Gains in Iraq, over the past several weeks, made by members of the Islamic State of Iraq and Syria (ISIS) have resulted in some news stories concerning their desecration and/or destruction of a variety of historic artifacts (click the above graphic for one example or here or even here and here for the latest). These stories bring to mind the outrage in the media in Europe and North America over the Taliban destroying the large statues of the Buddha carved into the mountains of the Bamiyan province of central Afghanistan, back in March of 2001 (see the below before/after photo, or click the image below for more information).
Continue reading “Whose (and Who) Rules?”
We’ve got a well-known sacred spot at the University of Alabama. No, not our famed football stadium but, instead, where relics are buried from an earlier version of campus, the time of origins when the ancestors walked the earth — back when it was burned down by Union troops coming through Tuscaloosa, on April 4, 1865, within just days of the Confederacy’s famed General Robert E. Lee’s surrender to the Union’s equally famed General Ulysses S. Grant, at the Appomattox county court house, in central Virgina. Continue reading “It Makes a World of Difference”
Back in 1961, in the first season of the once popular “Dick Van Dyke Show,” an episode aired (#14, to be exact) entitled “Sally is a Girl,” in which Rob’s wife, Laura, scolds her husband because he and Buddy don’t treat Sally — with whom they work as comedy writers for a TV variety show — properly. And by “proper” she means they fail to treat her like a lady.
“Just remember,” Laura tells Rob — after they’d hosted a small dinner party where, for the umpteenth time, they unsuccessfully tried to set Sally up with a date (the recurring theme of Sally’s single life), during which Buddy and Rob kept bragging that she could tell jokes as good as a man — “that Sally is a girl!” Continue reading “Sally is a Girl”
You need to ignore a lot in order to focus on anything.
Identification is the act of forgetting.
Seeing Vaia Touna‘s recent post, on the creation of her own Greek identity, made me think about my own knowledge of Greece.

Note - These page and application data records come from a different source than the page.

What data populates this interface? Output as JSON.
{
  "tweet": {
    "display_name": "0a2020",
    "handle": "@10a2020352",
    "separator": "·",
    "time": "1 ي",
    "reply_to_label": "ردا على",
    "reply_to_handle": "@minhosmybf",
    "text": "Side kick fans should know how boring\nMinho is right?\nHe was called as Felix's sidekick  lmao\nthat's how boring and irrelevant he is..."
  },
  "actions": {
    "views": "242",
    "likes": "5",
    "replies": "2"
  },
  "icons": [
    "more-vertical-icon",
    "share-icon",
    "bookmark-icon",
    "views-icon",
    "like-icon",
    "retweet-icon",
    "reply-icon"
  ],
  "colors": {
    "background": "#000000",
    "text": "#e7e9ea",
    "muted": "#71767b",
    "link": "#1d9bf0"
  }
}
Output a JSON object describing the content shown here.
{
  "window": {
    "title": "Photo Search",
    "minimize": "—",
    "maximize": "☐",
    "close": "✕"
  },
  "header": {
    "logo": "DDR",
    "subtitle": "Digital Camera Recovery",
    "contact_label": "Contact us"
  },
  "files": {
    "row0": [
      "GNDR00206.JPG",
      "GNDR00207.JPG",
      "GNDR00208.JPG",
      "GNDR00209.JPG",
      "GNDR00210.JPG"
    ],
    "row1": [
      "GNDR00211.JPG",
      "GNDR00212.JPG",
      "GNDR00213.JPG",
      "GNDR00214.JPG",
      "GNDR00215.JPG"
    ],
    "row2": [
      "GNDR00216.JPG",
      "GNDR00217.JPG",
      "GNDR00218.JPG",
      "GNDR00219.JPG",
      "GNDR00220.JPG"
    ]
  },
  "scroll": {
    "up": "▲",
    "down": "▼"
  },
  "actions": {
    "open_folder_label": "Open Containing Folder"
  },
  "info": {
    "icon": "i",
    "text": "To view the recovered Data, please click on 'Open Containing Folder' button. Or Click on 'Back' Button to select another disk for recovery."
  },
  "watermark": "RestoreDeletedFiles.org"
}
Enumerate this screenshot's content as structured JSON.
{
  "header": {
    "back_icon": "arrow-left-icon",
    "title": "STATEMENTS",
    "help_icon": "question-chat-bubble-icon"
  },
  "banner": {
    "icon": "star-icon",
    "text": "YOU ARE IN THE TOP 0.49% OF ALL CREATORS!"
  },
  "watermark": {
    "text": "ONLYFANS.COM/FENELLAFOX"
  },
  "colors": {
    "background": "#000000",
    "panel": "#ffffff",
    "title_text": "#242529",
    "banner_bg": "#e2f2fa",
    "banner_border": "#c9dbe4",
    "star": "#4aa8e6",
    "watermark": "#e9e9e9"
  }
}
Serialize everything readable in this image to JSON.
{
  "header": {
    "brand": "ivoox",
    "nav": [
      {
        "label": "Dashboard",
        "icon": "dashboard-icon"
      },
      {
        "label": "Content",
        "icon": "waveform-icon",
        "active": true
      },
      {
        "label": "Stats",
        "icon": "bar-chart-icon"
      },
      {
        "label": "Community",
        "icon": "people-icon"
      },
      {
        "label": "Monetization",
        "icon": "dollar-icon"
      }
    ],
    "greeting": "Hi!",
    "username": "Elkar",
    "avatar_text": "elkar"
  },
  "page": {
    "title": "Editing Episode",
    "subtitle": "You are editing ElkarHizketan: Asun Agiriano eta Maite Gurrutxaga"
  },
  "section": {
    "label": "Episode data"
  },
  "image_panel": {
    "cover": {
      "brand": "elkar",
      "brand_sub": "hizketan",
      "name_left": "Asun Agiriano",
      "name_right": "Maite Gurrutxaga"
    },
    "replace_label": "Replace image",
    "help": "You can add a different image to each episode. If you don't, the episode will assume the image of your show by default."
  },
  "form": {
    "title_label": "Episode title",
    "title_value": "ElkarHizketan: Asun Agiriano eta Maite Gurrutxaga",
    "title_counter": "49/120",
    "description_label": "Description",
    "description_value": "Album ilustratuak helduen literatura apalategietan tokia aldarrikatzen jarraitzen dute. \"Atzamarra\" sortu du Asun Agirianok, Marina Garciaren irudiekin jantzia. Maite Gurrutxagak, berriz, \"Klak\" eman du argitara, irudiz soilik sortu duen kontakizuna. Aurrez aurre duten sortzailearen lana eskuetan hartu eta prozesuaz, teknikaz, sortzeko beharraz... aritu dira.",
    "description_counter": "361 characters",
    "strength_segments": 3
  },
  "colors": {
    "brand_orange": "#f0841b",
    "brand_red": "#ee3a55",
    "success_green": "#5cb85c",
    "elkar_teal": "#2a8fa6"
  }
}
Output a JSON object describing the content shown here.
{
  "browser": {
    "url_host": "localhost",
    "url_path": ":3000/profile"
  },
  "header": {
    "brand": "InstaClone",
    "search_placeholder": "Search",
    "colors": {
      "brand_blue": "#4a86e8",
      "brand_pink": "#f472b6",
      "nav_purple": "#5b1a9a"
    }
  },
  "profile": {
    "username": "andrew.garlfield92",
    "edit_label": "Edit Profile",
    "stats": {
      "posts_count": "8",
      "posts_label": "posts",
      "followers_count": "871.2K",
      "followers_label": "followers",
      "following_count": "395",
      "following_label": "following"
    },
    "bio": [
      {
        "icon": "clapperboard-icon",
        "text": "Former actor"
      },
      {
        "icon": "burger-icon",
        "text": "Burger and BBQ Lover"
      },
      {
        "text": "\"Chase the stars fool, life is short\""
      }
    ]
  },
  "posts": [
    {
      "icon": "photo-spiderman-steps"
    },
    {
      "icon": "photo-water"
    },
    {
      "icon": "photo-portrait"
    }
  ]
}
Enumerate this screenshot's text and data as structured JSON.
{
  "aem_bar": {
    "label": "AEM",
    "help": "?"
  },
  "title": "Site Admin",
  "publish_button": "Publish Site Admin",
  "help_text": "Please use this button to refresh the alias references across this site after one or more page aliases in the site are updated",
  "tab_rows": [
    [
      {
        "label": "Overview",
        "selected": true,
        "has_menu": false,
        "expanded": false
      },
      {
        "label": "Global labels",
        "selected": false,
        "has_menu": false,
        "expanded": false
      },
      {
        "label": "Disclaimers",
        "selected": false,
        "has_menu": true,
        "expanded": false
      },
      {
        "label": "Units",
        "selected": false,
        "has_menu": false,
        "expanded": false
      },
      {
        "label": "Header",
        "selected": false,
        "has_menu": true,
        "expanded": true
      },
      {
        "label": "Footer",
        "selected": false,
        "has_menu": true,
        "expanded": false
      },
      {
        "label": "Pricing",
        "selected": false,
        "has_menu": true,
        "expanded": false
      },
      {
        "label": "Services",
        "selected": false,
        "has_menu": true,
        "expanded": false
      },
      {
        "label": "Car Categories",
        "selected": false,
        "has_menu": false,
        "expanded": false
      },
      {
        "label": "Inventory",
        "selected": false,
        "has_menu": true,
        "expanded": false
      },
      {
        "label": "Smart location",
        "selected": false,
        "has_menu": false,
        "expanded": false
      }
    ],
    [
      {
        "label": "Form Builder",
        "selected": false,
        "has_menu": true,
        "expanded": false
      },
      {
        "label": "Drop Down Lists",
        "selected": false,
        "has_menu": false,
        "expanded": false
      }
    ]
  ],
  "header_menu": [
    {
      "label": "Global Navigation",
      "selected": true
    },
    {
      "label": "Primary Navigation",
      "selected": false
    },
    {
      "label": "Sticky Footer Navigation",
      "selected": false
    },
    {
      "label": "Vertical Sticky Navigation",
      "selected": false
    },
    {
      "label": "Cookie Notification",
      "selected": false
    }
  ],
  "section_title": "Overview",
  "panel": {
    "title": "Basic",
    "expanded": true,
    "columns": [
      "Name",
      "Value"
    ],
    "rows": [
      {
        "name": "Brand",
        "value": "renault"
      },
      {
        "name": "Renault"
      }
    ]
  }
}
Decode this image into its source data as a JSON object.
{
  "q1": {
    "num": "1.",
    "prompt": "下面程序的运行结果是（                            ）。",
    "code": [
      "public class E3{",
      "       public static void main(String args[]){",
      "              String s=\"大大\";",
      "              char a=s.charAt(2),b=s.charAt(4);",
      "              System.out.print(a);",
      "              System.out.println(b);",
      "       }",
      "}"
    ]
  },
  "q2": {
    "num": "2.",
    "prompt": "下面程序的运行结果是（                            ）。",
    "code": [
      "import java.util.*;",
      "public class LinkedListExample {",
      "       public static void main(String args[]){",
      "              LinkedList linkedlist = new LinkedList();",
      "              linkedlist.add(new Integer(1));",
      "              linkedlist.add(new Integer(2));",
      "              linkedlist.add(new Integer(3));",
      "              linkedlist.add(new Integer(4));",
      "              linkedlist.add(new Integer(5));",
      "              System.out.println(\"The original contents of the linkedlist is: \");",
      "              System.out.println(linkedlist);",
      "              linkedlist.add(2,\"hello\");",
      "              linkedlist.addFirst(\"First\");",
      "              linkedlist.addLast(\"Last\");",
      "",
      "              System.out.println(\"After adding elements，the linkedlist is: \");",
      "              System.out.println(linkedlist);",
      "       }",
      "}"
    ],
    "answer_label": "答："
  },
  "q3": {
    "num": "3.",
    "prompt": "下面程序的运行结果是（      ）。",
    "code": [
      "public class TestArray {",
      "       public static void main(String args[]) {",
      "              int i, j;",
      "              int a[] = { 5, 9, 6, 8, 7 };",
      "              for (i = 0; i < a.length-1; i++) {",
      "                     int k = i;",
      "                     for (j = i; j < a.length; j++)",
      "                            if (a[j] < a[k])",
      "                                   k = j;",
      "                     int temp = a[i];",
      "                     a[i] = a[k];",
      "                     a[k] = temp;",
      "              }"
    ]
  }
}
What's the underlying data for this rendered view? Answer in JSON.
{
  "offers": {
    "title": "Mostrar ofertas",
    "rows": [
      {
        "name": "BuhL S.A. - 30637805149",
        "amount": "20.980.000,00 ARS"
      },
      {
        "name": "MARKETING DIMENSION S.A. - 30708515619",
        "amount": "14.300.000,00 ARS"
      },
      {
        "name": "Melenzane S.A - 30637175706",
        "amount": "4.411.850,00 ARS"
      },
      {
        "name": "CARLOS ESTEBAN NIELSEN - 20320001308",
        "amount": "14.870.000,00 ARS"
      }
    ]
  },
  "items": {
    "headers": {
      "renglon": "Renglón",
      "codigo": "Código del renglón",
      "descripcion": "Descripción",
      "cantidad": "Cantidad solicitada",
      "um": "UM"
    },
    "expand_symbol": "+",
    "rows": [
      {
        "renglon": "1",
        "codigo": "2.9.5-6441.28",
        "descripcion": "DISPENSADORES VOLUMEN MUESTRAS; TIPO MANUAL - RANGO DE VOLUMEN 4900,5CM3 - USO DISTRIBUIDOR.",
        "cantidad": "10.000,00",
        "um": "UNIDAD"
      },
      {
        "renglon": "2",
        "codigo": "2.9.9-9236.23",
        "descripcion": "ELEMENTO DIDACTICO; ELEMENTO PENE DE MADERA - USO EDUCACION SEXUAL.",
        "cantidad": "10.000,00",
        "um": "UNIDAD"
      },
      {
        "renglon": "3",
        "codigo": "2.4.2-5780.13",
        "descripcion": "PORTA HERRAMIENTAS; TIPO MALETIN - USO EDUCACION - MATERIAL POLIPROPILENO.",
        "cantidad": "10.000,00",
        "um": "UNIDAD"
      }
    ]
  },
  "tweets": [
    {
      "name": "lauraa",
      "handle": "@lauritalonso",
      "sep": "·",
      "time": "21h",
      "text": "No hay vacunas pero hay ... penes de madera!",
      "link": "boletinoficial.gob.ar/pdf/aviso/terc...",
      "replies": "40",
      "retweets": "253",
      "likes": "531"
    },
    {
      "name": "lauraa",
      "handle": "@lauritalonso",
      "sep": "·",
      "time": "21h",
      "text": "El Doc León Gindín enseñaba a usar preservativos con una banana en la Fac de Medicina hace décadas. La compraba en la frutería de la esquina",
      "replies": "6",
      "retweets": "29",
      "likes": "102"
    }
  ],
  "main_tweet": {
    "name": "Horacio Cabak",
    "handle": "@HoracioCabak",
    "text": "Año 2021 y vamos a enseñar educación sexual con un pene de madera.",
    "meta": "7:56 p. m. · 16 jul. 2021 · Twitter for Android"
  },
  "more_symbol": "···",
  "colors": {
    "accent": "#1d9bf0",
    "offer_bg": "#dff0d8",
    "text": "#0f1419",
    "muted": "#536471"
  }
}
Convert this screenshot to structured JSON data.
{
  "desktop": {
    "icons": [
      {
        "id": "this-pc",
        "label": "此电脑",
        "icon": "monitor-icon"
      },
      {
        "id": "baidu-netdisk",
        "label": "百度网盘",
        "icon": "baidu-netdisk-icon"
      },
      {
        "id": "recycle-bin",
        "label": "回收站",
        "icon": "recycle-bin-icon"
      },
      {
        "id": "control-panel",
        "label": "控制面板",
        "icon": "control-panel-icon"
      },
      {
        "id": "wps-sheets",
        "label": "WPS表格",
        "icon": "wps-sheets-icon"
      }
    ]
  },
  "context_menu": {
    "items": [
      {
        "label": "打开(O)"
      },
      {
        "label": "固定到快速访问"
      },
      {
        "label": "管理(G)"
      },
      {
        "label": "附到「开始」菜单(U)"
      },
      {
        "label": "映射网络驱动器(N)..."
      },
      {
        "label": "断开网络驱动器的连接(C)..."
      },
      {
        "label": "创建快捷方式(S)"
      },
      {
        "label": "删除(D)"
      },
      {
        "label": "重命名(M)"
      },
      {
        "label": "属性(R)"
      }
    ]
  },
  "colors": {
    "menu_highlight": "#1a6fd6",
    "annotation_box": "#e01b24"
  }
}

I was born in 1961, the youngest of four (the oldest of whom was born immediately after the end of Word War II), so that puts me at the tail end of the so-called baby boom. Television predated me, of course, but I was a member of the first generation weaned on it; so there’s a good chance that it was on television, and specifically in cartoons, where people like me came across the things that later turned out to be so much more complicated. Continue reading “The Mighty Hercules”